* **Activity**:
Below are some records; copy them word for word and drop the pictures.

· · · ·

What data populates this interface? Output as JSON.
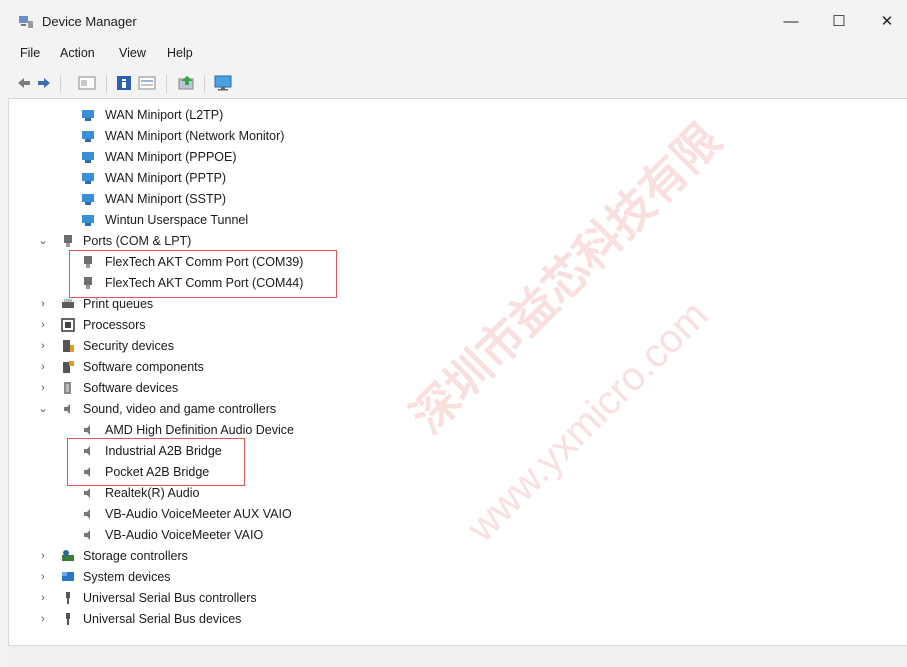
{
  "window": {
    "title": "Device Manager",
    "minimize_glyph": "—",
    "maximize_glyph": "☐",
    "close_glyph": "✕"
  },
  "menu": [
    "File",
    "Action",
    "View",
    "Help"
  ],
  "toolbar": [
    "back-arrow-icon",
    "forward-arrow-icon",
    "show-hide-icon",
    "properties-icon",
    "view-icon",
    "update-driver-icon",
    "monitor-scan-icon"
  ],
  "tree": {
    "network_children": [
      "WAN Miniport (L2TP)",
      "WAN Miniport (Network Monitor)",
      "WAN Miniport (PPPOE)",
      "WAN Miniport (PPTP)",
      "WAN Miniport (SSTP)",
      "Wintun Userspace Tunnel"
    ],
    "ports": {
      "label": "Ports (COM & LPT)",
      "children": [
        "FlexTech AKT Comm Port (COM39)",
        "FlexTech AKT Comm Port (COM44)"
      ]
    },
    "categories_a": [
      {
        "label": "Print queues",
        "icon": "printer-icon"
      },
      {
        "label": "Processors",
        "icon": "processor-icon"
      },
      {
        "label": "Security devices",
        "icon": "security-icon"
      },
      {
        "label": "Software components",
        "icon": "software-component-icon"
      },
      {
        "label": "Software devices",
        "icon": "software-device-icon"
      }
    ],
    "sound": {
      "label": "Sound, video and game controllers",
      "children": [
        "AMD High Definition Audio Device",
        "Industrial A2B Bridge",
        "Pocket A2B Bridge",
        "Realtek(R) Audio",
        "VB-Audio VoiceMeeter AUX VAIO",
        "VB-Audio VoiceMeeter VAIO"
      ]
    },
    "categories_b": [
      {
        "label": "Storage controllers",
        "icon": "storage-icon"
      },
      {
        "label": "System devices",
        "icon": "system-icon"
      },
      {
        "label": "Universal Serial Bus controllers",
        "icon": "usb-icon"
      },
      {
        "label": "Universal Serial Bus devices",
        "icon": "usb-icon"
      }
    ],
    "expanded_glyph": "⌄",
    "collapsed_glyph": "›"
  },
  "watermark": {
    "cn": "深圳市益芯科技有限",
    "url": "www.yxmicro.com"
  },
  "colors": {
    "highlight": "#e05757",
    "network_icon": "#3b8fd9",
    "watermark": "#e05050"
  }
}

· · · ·

* **Written answer**:
What data populates this interface? Output as JSON.
{
  "window": {
    "title": "Device Manager",
    "minimize_glyph": "—",
    "maximize_glyph": "☐",
    "close_glyph": "✕"
  },
  "menu": [
    "File",
    "Action",
    "View",
    "Help"
  ],
  "toolbar": [
    "back-arrow-icon",
    "forward-arrow-icon",
    "show-hide-icon",
    "properties-icon",
    "view-icon",
    "update-driver-icon",
    "monitor-scan-icon"
  ],
  "tree": {
    "network_children": [
      "WAN Miniport (L2TP)",
      "WAN Miniport (Network Monitor)",
      "WAN Miniport (PPPOE)",
      "WAN Miniport (PPTP)",
      "WAN Miniport (SSTP)",
      "Wintun Userspace Tunnel"
    ],
    "ports": {
      "label": "Ports (COM & LPT)",
      "children": [
        "FlexTech AKT Comm Port (COM39)",
        "FlexTech AKT Comm Port (COM44)"
      ]
    },
    "categories_a": [
      {
        "label": "Print queues",
        "icon": "printer-icon"
      },
      {
        "label": "Processors",
        "icon": "processor-icon"
      },
      {
        "label": "Security devices",
        "icon": "security-icon"
      },
      {
        "label": "Software components",
        "icon": "software-component-icon"
      },
      {
        "label": "Software devices",
        "icon": "software-device-icon"
      }
    ],
    "sound": {
      "label": "Sound, video and game controllers",
      "children": [
        "AMD High Definition Audio Device",
        "Industrial A2B Bridge",
        "Pocket A2B Bridge",
        "Realtek(R) Audio",
        "VB-Audio VoiceMeeter AUX VAIO",
        "VB-Audio VoiceMeeter VAIO"
      ]
    },
    "categories_b": [
      {
        "label": "Storage controllers",
        "icon": "storage-icon"
      },
      {
        "label": "System devices",
        "icon": "system-icon"
      },
      {
        "label": "Universal Serial Bus controllers",
        "icon": "usb-icon"
      },
      {
        "label": "Universal Serial Bus devices",
        "icon": "usb-icon"
      }
    ],
    "expanded_glyph": "⌄",
    "collapsed_glyph": "›"
  },
  "watermark": {
    "cn": "深圳市益芯科技有限",
    "url": "www.yxmicro.com"
  },
  "colors": {
    "highlight": "#e05757",
    "network_icon": "#3b8fd9",
    "watermark": "#e05050"
  }
}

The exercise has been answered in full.